**Work instruction**
Of the entries below, copy only those lines that contain the word "Grade".

____ Excerpted records

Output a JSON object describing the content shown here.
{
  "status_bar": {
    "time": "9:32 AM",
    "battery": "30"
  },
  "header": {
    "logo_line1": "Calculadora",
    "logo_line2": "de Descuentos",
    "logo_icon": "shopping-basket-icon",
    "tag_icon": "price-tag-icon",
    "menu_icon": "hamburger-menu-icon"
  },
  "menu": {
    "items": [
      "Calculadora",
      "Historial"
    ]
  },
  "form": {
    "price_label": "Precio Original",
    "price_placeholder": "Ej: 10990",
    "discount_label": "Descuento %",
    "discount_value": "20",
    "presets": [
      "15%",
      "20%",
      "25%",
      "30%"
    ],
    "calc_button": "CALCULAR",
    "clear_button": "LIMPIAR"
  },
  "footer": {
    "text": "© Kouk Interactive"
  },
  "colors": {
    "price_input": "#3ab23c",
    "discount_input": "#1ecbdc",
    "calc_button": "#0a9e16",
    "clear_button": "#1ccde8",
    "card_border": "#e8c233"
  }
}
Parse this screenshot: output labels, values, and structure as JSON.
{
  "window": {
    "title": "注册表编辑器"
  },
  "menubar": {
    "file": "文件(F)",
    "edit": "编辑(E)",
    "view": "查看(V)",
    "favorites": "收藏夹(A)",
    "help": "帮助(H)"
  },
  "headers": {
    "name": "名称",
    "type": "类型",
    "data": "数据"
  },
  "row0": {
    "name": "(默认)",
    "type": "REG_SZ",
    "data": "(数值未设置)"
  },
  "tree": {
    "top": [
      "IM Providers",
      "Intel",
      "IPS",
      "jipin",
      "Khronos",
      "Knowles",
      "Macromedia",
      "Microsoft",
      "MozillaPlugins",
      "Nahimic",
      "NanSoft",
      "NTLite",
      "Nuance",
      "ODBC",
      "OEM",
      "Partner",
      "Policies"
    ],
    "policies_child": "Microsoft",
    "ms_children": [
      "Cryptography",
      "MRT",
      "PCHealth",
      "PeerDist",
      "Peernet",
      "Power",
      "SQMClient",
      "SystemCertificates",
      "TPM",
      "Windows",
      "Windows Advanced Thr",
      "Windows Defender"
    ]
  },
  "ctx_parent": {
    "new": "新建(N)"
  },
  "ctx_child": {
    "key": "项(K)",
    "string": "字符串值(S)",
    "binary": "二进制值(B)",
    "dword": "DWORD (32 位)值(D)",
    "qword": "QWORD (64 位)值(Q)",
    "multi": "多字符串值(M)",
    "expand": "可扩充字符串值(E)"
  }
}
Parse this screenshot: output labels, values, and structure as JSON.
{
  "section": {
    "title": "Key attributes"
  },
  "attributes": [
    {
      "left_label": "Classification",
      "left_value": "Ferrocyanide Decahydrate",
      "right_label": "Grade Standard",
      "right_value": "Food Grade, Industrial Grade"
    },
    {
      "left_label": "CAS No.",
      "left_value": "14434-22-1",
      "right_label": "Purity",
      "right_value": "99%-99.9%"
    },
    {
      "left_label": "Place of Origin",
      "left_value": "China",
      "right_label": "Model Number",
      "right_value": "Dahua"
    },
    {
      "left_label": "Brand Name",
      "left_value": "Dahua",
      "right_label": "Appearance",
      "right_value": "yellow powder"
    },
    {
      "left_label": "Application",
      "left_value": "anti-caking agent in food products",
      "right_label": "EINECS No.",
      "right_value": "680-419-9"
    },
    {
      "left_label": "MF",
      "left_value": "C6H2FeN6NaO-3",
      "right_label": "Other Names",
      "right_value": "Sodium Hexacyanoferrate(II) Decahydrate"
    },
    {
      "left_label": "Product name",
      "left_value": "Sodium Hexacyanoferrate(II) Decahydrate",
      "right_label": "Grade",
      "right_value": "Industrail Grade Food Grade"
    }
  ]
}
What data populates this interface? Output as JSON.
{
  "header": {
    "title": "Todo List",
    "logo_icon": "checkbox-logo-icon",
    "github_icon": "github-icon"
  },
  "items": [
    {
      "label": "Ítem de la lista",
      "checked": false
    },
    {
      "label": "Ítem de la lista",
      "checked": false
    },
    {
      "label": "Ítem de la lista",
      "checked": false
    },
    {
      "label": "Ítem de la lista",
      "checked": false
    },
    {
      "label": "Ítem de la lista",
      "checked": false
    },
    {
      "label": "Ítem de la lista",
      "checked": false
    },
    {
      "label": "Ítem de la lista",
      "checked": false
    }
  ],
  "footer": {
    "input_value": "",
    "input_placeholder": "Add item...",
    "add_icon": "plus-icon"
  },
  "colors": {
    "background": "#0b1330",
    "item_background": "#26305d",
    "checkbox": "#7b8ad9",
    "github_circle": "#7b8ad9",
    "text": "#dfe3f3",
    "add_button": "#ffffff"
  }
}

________

**Answer section**
      "right_label": "Grade Standard",
      "right_value": "Food Grade, Industrial Grade"
      "right_label": "Grade",
      "right_value": "Industrail Grade Food Grade"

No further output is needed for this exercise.